3. Private lessons – Every good player has a private coach that they get one-on-one time with at least once or twice per week – sometimes more depending on the player. Keep in mind, if your only practice is that with a private coach, then you won’t be a good tournament player in the long run. Don’t forget you need to drill with kids that are close to your level and you need to play matches against other kids; playing matches or points with your coach is good for strategy and execution but sometimes these points can be sugar coated and unrealistic. Every player has holes in their games, things that need polishing or improvement, even the top players in the world have private coaches.

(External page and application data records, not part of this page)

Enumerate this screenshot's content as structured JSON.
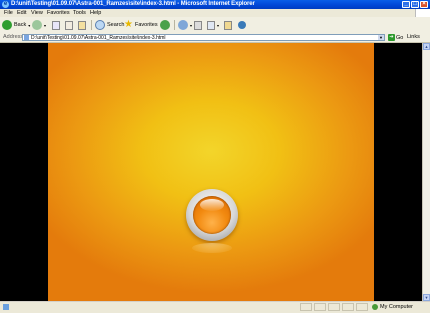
{
  "window": {
    "title": "D:\\unit\\Testing\\01.09.07\\Astra-001_Ramzes\\site\\index-3.html - Microsoft Internet Explorer",
    "min_label": "_",
    "max_label": "□",
    "close_label": "×"
  },
  "menu": [
    "File",
    "Edit",
    "View",
    "Favorites",
    "Tools",
    "Help"
  ],
  "toolbar": {
    "back_label": "Back",
    "search_label": "Search",
    "favorites_label": "Favorites"
  },
  "address": {
    "label": "Address",
    "value": "D:\\unit\\Testing\\01.09.07\\Astra-001_Ramzes\\site\\index-3.html",
    "go_label": "Go",
    "links_label": "Links"
  },
  "status": {
    "zone_label": "My Computer"
  },
  "colors": {
    "title_bar": "#0054e3",
    "stage_center": "#f3d52a",
    "stage_edge": "#e47b0c",
    "orb": "#f28a10"
  }
}
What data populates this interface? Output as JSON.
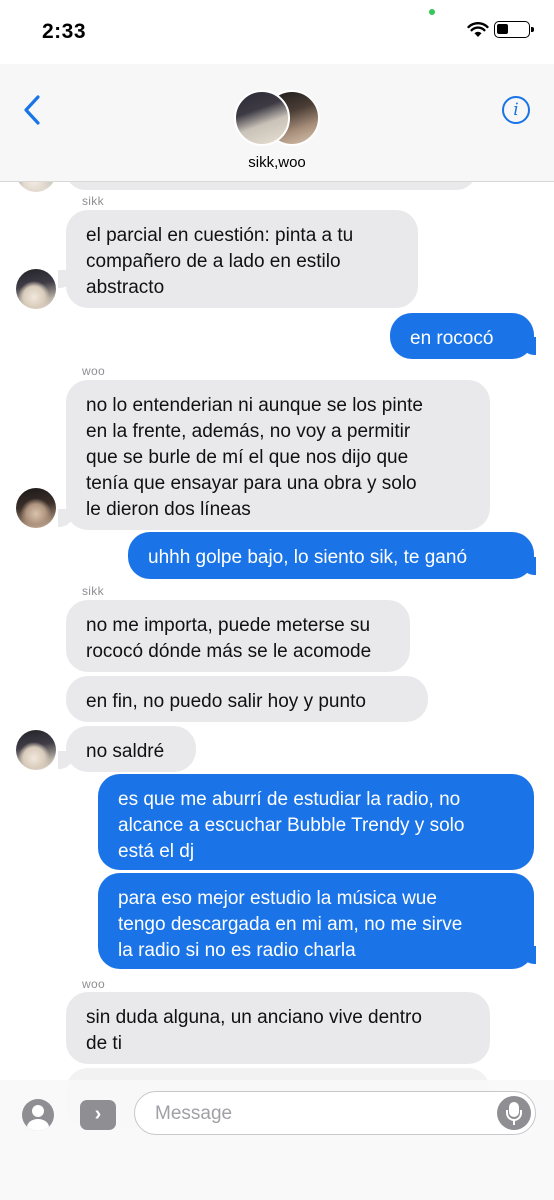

You must get those extra reps on areas that need real detail, that’s what the private lessons are for. If your backhand let you down in your last match, you should spend time with a coach getting those extra reps and gaining more confidence in that backhand. It’s really that simple. Even if everything feels good, it’s important to go through every shot with your coach right before a tournament. It just might give you an added boost of confidence that can really make a difference!

4. Fitness – Let’s face it; winning a tournament takes a lot of mental fortitude – you must really put it all together not just for one match, but consecutive matches, and each round the opponent becomes more difficult to beat. But what a lot of players fail to see is the importance of off-court fitness training. The bottom line is this: if you are fit, you are fully confident in your ability to stay out on that court all day if that’s what it takes. If you know you are fitter than the person across from you, you won’t play rushed, you won’t play panicked like you have to end the point too soon because you are simply pacing yourself for what lies ahead in the next 2-3 hours. Fitness creates confidence, toughness, and in turn creates that mental toughness you were striving for. Get fit and you will see a huge difference in your tournament play. Please note: a long-distance run is only ONE type of fitness training, and it’s not enough for a fast-twitch sport like tennis. When I ask kids in the summer academy if they do off-court fitness, they’ll often answer, “Oh yeah coach, I run five miles, twice a week”. Well that’s not helping your explosiveness and agility, its only helping your cardiovascular strength. For tennis, you need really three areas of fitness: 1. Sprinting – overall speed, this can be done with interval training, incline running, etc. 2. Agility and explosiveness – plyometrics are always good, as well as on-court fitness drills focusing on first step movements, shuffling, cross-over step, etc., and 3. Cardio – your lungs need to be strong and your endurance should be high. Long-distance running helps with this.
If I had to add a fifth component, it would be extra serving practice. One thing that I see really lets young players down in their tournaments are low serving percentages. The bottom line is we don’t practice the serve enough, the groundstrokes always get love and we tend to neglect the serve during a practice session until it’s time to play points or a match. If you can practice your serve away from practice time, at least 3-4 times per week, it will really help your tournament play. The most important statistic in tennis, the one thing that usually translates with winning, are serve percentages, 1st and 2nd.

This is the NEWK’S way. These four simple steps are what every one of our year-round kids do day in and day out, and the results in their tournaments speak for themselves. Trust me, if you do these four things, and you do them well, you will become successful in your tournaments. If you skip a drill session, or play a match at 50%, or skip fitness here and there, or don’t put in the extra reps, you will fail when the pressure is high. Remember that confidence is extremely fragile, for any athlete, so gaining it takes a lot of hard work and effort. These steps to getting tournament ready is what we hope every summer academy player will take home and implement into their training. It’s what all of our year-round players go through every week, and it’s what makes our players so successful in tournament play.